Short approach for a fun alpine route on solid rock. Short 5.4 crux.
Note that the chimney may be wet in early season.
Climb the 5.4 crack. If the chimney is too wet you can climb the face to the right of a second chimney. The chimney is blocked with chockstones at which point you can easily cross and move left onto an easy ramp system that connects with the original route.
Continue up class 3-4 slabs eventually leading back into the original crack for a pitch of class 4. Head up a broad chute for 500 ft, then cross left across a rib into another chute. Aim for a notch in the ridge then proceed along the amazing ridgeline to the summit, passing several gendarmes to keep the grade at class 4.
From the trailhead in the N Lake campground take the junction toward Piute Pass. Just before Loch Leven the trail will weave across a typical Sierra headwall. At the right-most part of the hairpin cross-country up the talus field to the base of the route. Emerson is distinct from the reddish, fractured (chossy) Piute Crags to its right. Aim for the left-most of two prominent cracks that split the lower face (see beta photo).
S slope (class 3) to Loch Leven, then back down the trail to the N Lake campground.
alpine rack, 50-60m rope (optional)
no fixed anything
|By Weston L|
From: Summerlin, NV
Mar 7, 2012
rating: Easy 5th 1+ 3 I M 1c
A very fun and quick outing! Absolutely stellar, go do it.
From: Salt Lake City, UT
Jun 11, 2012
I think all in all, you do about 1000' of chute hiking combined. It doesn't seem to matter where you cross over, either--just pick an easy spot.
The start and finish more than make up for the less-than-stellar middle section, although I mixed in 4th and 5th class moves in the chutes to make things more interesting.
On the descent, stay as far to skier's left as possible since the ground is most stable there. From above, it often appears you will cliff out many times, but it always goes.
From: Fremont, CA
Jul 6, 2012
Climbed on 6/30/12 - The entire chimney was dry. Crossing over the rock rib was a bit confusing. I ended up climbing more 5th class than I had to. The finish on the ridge took more time than it should, I kept trying to go around left or right, but then ended up going over the top. The beta about staying left on the descent was great, thanks Aerili!
|By Some Random Guy|
From: San Francisco, CA
Jul 3, 2013
rating: Easy 5th 1+ 3 I M 1c

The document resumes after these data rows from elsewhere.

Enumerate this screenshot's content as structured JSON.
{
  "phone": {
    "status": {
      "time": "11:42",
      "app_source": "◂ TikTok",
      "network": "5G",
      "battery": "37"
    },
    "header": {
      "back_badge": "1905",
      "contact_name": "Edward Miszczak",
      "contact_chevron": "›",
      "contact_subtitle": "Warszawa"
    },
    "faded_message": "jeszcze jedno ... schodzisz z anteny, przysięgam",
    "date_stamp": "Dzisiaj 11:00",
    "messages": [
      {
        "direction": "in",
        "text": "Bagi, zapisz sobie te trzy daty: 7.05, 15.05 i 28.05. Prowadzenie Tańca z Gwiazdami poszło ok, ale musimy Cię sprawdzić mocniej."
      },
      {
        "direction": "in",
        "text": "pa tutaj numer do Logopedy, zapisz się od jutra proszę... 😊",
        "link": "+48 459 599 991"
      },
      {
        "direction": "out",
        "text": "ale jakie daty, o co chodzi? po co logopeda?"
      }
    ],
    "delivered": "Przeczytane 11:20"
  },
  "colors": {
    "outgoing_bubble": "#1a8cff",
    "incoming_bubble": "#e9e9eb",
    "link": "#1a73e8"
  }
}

Yeah stay left on the descent. I went straight down the gully and it sucked ass for 2500 feet of class 3 down climbing.
Sep 15, 2013
To find the South Chute descent: continue heading west along the summit ridge after passing the true summit. Watch for the chute on your left (south). It's a little ways past the summit. Once in the chute follow Aerili's advice.
Also, when following the summit ridge after the summit looking for the descent, if you stay too high on the ridge you may get faced with a 20 ft 5th class down climb. Might be better to go down a little bit on the South side as you follow the ridge toward the South Chute.
|By Anouk Erni|
Oct 11, 2013
There was some confusion as to the start of the climb because the two large cracks aren't necessarily visible/obvious from the switchback angle. We hiked up a little further from the switchbacks where the trail was nice and flat, and then we could see the cracks. I've added a beta photo with a big arrow pointing out the start of the climb from the angle we could see from the trail. Going up the talus field was easy compared to some others I've traveled. The climb itself is very doable solo/no rope and is mostly fun scrambling. You can make it easier or more difficult as you ascend. Mostly sturdy rock but there were some loose sections in the shoots. I found some amazing short 5.7 hand cracks (that were exposed but solid) that I couldn't pass up. Did the whole thing in approach shoes - if you have shoes with sticky rubber, leave your climbing shoes at home. The ridgeline was great! Took us 8 hours car to car at an easy pace. Fun day!